cost based by over $16 billion. we reduced the size of our work force by more than 200,000 employees that consolidated more than 350 facilities. modifying ours right now in operation of 13,000 post office and eliminated 21,000 deliver i are route. we have an able to accomplish the changes because of the effort our employee. it's to their credit that the organization continues to provide high level service to the customers and community during such change. americans deserves a postal service that can adpapt to the a basic marketplace changes and invest in the future. it needs a postal service that evolve in change over time. the postal service is the plan that can meet the expectations and requires fundment tal change in the way we currently do business. mr. chairman, we're seeking the authority under law to control our health care and retirement costs. we can completely eliminate the need for prefunding benefit if
10:57 pm
we can move to the proposed solution. our goal should be the elimination of any prefunding. this is achievable. the employees are retiring as well. given the change that will occur in the industry in the coming decadessability it's unfair to the postal service and future employees to maintain the system. with the authority to move to a schedule that includes six day of package delivery and move days they can save nearly $2 billion annually. the american public supports this schedule and financially responsible step to take. we require more stream line government model and develop
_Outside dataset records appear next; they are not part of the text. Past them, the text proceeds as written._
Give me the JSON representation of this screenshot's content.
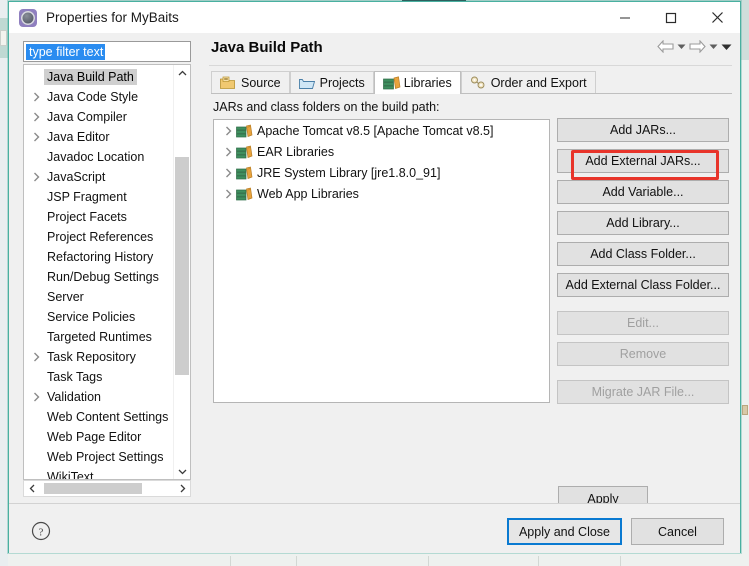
{
  "window": {
    "title": "Properties for MyBaits",
    "icon": "properties-icon",
    "minimize_label": "–",
    "maximize_label": "□",
    "close_label": "✕"
  },
  "filter": {
    "value": "type filter text",
    "placeholder": "type filter text"
  },
  "sidebar": {
    "items": [
      {
        "label": "Java Build Path",
        "expandable": false,
        "selected": true
      },
      {
        "label": "Java Code Style",
        "expandable": true,
        "selected": false
      },
      {
        "label": "Java Compiler",
        "expandable": true,
        "selected": false
      },
      {
        "label": "Java Editor",
        "expandable": true,
        "selected": false
      },
      {
        "label": "Javadoc Location",
        "expandable": false,
        "selected": false
      },
      {
        "label": "JavaScript",
        "expandable": true,
        "selected": false
      },
      {
        "label": "JSP Fragment",
        "expandable": false,
        "selected": false
      },
      {
        "label": "Project Facets",
        "expandable": false,
        "selected": false
      },
      {
        "label": "Project References",
        "expandable": false,
        "selected": false
      },
      {
        "label": "Refactoring History",
        "expandable": false,
        "selected": false
      },
      {
        "label": "Run/Debug Settings",
        "expandable": false,
        "selected": false
      },
      {
        "label": "Server",
        "expandable": false,
        "selected": false
      },
      {
        "label": "Service Policies",
        "expandable": false,
        "selected": false
      },
      {
        "label": "Targeted Runtimes",
        "expandable": false,
        "selected": false
      },
      {
        "label": "Task Repository",
        "expandable": true,
        "selected": false
      },
      {
        "label": "Task Tags",
        "expandable": false,
        "selected": false
      },
      {
        "label": "Validation",
        "expandable": true,
        "selected": false
      },
      {
        "label": "Web Content Settings",
        "expandable": false,
        "selected": false
      },
      {
        "label": "Web Page Editor",
        "expandable": false,
        "selected": false
      },
      {
        "label": "Web Project Settings",
        "expandable": false,
        "selected": false
      },
      {
        "label": "WikiText",
        "expandable": false,
        "selected": false
      }
    ]
  },
  "page": {
    "title": "Java Build Path",
    "nav": {
      "back_icon": "back-arrow-icon",
      "back_menu_icon": "chevron-down-icon",
      "forward_icon": "forward-arrow-icon",
      "forward_menu_icon": "chevron-down-icon",
      "more_icon": "chevron-down-icon"
    },
    "tabs": [
      {
        "label": "Source",
        "icon": "source-folder-icon",
        "active": false
      },
      {
        "label": "Projects",
        "icon": "projects-folder-icon",
        "active": false
      },
      {
        "label": "Libraries",
        "icon": "libraries-icon",
        "active": true
      },
      {
        "label": "Order and Export",
        "icon": "order-export-icon",
        "active": false
      }
    ],
    "list_label": "JARs and class folders on the build path:",
    "libraries": [
      {
        "label": "Apache Tomcat v8.5 [Apache Tomcat v8.5]",
        "icon": "library-icon"
      },
      {
        "label": "EAR Libraries",
        "icon": "library-icon"
      },
      {
        "label": "JRE System Library [jre1.8.0_91]",
        "icon": "library-icon"
      },
      {
        "label": "Web App Libraries",
        "icon": "library-icon"
      }
    ],
    "buttons": [
      {
        "label": "Add JARs...",
        "disabled": false,
        "highlighted": true
      },
      {
        "label": "Add External JARs...",
        "disabled": false,
        "highlighted": false
      },
      {
        "label": "Add Variable...",
        "disabled": false,
        "highlighted": false
      },
      {
        "label": "Add Library...",
        "disabled": false,
        "highlighted": false
      },
      {
        "label": "Add Class Folder...",
        "disabled": false,
        "highlighted": false
      },
      {
        "label": "Add External Class Folder...",
        "disabled": false,
        "highlighted": false
      },
      {
        "label": "Edit...",
        "disabled": true,
        "highlighted": false
      },
      {
        "label": "Remove",
        "disabled": true,
        "highlighted": false
      },
      {
        "label": "Migrate JAR File...",
        "disabled": true,
        "highlighted": false
      }
    ],
    "apply_label": "Apply"
  },
  "footer": {
    "help_icon": "help-question-icon",
    "apply_and_close_label": "Apply and Close",
    "cancel_label": "Cancel"
  },
  "colors": {
    "annotation": "#e8342a",
    "dialog_border": "#49b0a0",
    "selection": "#2a8cf0",
    "default_button_border": "#0a7ad1"
  }
}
10:58 pm
price and implement products quickly. and seeking to refund approximately $6 billion in overpayment to the federal employee retirement system. if congress can pass legislation that addresses each area question close a $20 billion budget gap by the year 2016 and operate on a financially stable basis. if we conot gain that fleckability, our unsustainable loss will continue and we'll risk becoming a significant burden to the american taxpayer. that's a simple question to ask about the legislation the committee in the process of developing. does it enable $20 billion in savings by 2016? we believe our plan meets the test and provides responsible roach for customers and employees. we cannot implement without legislation. mr. chairman, we are quickly moving down a road to leads to a straight financial -- the postal service can be a bridges over that. if we build the bridge properly they can have a bright future.
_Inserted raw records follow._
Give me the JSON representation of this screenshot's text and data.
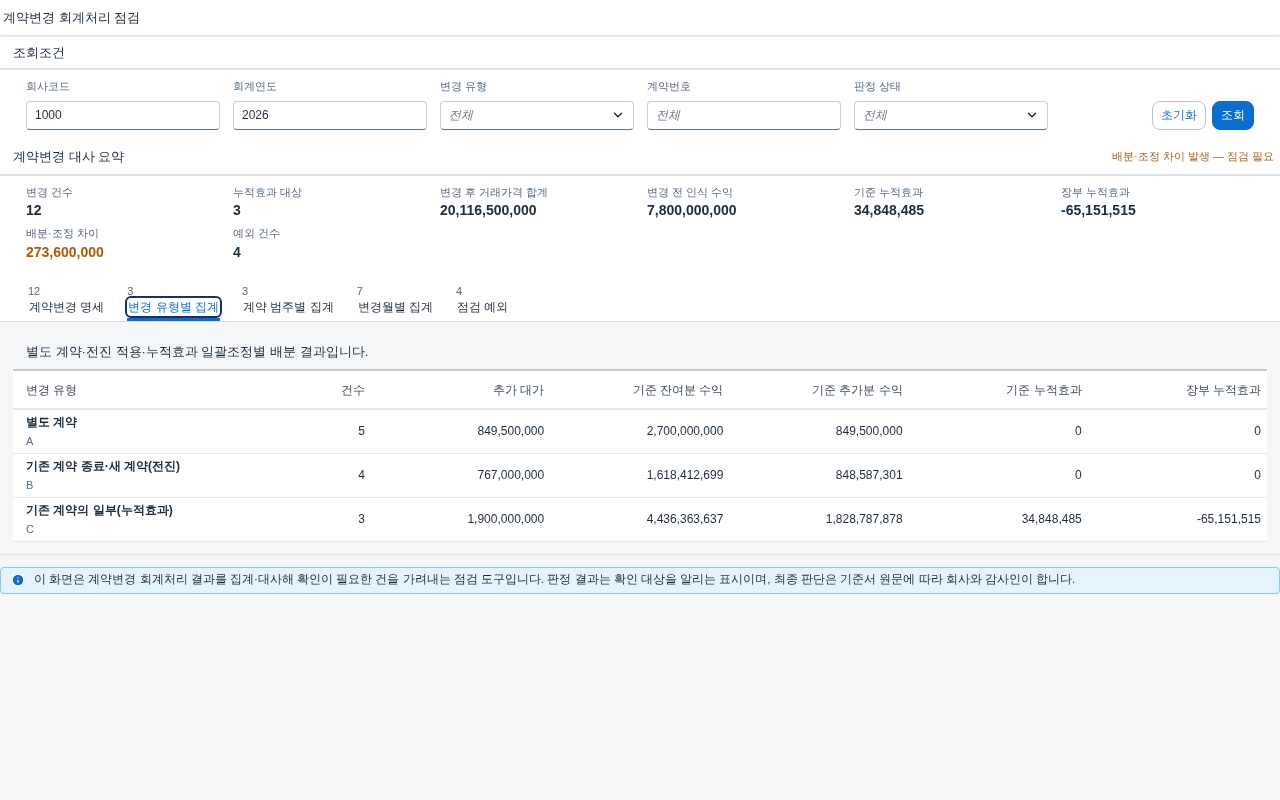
{
  "page_title": "계약변경 회계처리 점검",
  "filter": {
    "title": "조회조건",
    "fields": [
      {
        "label": "회사코드",
        "kind": "input",
        "value": "1000"
      },
      {
        "label": "회계연도",
        "kind": "input",
        "value": "2026"
      },
      {
        "label": "변경 유형",
        "kind": "select",
        "placeholder": "전체"
      },
      {
        "label": "계약번호",
        "kind": "input",
        "placeholder": "전체"
      },
      {
        "label": "판정 상태",
        "kind": "select",
        "placeholder": "전체"
      }
    ],
    "buttons": [
      {
        "label": "초기화",
        "kind": "secondary"
      },
      {
        "label": "조회",
        "kind": "primary"
      }
    ]
  },
  "summary": {
    "title": "계약변경 대사 요약",
    "alert": "배분·조정 차이 발생 — 점검 필요",
    "kpis": [
      {
        "label": "변경 건수",
        "value": "12",
        "kind": "normal"
      },
      {
        "label": "누적효과 대상",
        "value": "3",
        "kind": "normal"
      },
      {
        "label": "변경 후 거래가격 합계",
        "value": "20,116,500,000",
        "kind": "normal"
      },
      {
        "label": "변경 전 인식 수익",
        "value": "7,800,000,000",
        "kind": "normal"
      },
      {
        "label": "기준 누적효과",
        "value": "34,848,485",
        "kind": "normal"
      },
      {
        "label": "장부 누적효과",
        "value": "-65,151,515",
        "kind": "normal"
      },
      {
        "label": "배분·조정 차이",
        "value": "273,600,000",
        "kind": "warning"
      },
      {
        "label": "예외 건수",
        "value": "4",
        "kind": "normal"
      }
    ]
  },
  "tabs": [
    {
      "count": "12",
      "label": "계약변경 명세",
      "selected": false
    },
    {
      "count": "3",
      "label": "변경 유형별 집계",
      "selected": true
    },
    {
      "count": "3",
      "label": "계약 범주별 집계",
      "selected": false
    },
    {
      "count": "7",
      "label": "변경월별 집계",
      "selected": false
    },
    {
      "count": "4",
      "label": "점검 예외",
      "selected": false
    }
  ],
  "table": {
    "caption": "별도 계약·전진 적용·누적효과 일괄조정별 배분 결과입니다.",
    "columns": [
      "변경 유형",
      "건수",
      "추가 대가",
      "기준 잔여분 수익",
      "기준 추가분 수익",
      "기준 누적효과",
      "장부 누적효과"
    ],
    "rows": [
      {
        "code": "A",
        "cells": [
          "별도 계약",
          "5",
          "849,500,000",
          "2,700,000,000",
          "849,500,000",
          "0",
          "0"
        ]
      },
      {
        "code": "B",
        "cells": [
          "기존 계약 종료·새 계약(전진)",
          "4",
          "767,000,000",
          "1,618,412,699",
          "848,587,301",
          "0",
          "0"
        ]
      },
      {
        "code": "C",
        "cells": [
          "기존 계약의 일부(누적효과)",
          "3",
          "1,900,000,000",
          "4,436,363,637",
          "1,828,787,878",
          "34,848,485",
          "-65,151,515"
        ]
      }
    ]
  },
  "info_strip": "이 화면은 계약변경 회계처리 결과를 집계·대사해 확인이 필요한 건을 가려내는 점검 도구입니다. 판정 결과는 확인 대상을 알리는 표시이며, 최종 판단은 기준서 원문에 따라 회사와 감사인이 합니다."
}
10:59 pm
you can adapt adapt and better serve the changing mailing and shipping needs. and be a more powerful for economic growth and profitable and operate without burdening the american taxpayer. however we can't get to the future if we don't build the bridge. we need a bridge that gets all the way to the other side. half measures are about as useful as a half bridge. we need legislation together with our plan changes that enables the postal service to save the $20 billion i strongly under the committee to pass comp hennive reform legislation that grants us to the authority financially responsible manner and creates a fiscally sustain polled. let me conclude by thanking the committee for the willingness to address these tough issues and pass comp hennive postal legislation this year. postal service is a tremendous organization and need your help. thank you.
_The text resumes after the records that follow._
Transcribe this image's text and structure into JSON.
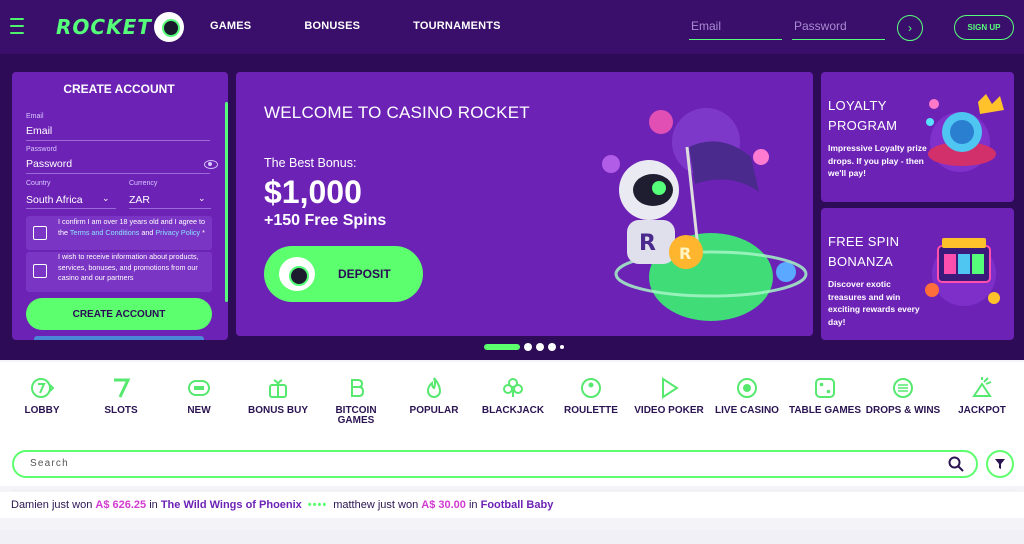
{
  "header": {
    "brand": "ROCKET",
    "nav": [
      "GAMES",
      "BONUSES",
      "TOURNAMENTS"
    ],
    "email_placeholder": "Email",
    "password_placeholder": "Password",
    "go_icon": "chevron-right-icon",
    "signup_label": "SIGN UP"
  },
  "create_account": {
    "title": "CREATE ACCOUNT",
    "email_label": "Email",
    "email_value": "Email",
    "password_label": "Password",
    "password_value": "Password",
    "country_label": "Country",
    "country_value": "South Africa",
    "currency_label": "Currency",
    "currency_value": "ZAR",
    "age_text_1": "I confirm I am over 18 years old and I agree to the ",
    "age_link_1": "Terms and Conditions",
    "age_text_2": " and ",
    "age_link_2": "Privacy Policy",
    "age_text_3": " *",
    "marketing_text": "I wish to receive information about products, services, bonuses, and promotions from our casino and our partners",
    "button_label": "CREATE ACCOUNT"
  },
  "welcome": {
    "title": "WELCOME TO CASINO ROCKET",
    "bonus_label": "The Best Bonus:",
    "bonus_amount": "$1,000",
    "bonus_spins": "+150 Free Spins",
    "deposit_label": "DEPOSIT"
  },
  "loyalty": {
    "title": "LOYALTY PROGRAM",
    "description": "Impressive Loyalty prize drops. If you play - then we'll pay!"
  },
  "free_spin": {
    "title": "FREE SPIN BONANZA",
    "description": "Discover exotic treasures and win exciting rewards every day!"
  },
  "carousel": {
    "active_index": 0,
    "count": 5
  },
  "categories": [
    {
      "label": "LOBBY",
      "icon": "lobby-icon"
    },
    {
      "label": "SLOTS",
      "icon": "slots-icon"
    },
    {
      "label": "NEW",
      "icon": "new-icon"
    },
    {
      "label": "BONUS BUY",
      "icon": "gift-icon"
    },
    {
      "label": "BITCOIN GAMES",
      "icon": "bitcoin-icon"
    },
    {
      "label": "POPULAR",
      "icon": "flame-icon"
    },
    {
      "label": "BLACKJACK",
      "icon": "club-icon"
    },
    {
      "label": "ROULETTE",
      "icon": "roulette-icon"
    },
    {
      "label": "VIDEO POKER",
      "icon": "play-icon"
    },
    {
      "label": "LIVE CASINO",
      "icon": "live-icon"
    },
    {
      "label": "TABLE GAMES",
      "icon": "dice-icon"
    },
    {
      "label": "DROPS & WINS",
      "icon": "drops-icon"
    },
    {
      "label": "JACKPOT",
      "icon": "jackpot-icon"
    }
  ],
  "search": {
    "placeholder": "Search"
  },
  "ticker": [
    {
      "user": "Damien",
      "text": " just won ",
      "amount": "A$ 626.25",
      "in": " in ",
      "game": "The Wild Wings of Phoenix"
    },
    {
      "user": "matthew",
      "text": " just won ",
      "amount": "A$ 30.00",
      "in": " in ",
      "game": "Football Baby"
    }
  ],
  "colors": {
    "accent": "#5cff6e",
    "panel": "#6d22b6",
    "header": "#3a0f6b"
  }
}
11:00 pm
thank you. thank you, mr. chairman issa and ranking member cummings. they are taking leadership role and pursuing reform thatted would lead to the financial stablization. in some key respect the draft are close and others they there are disagreement. it's my hope and the printing and mailing industry will lend strong support to earn bipartisan approval of the necessary reform. my company graphics has grown over the past forty years to one of the largest printers.

47 Views

info Stream Only

Uploaded by TV Archive on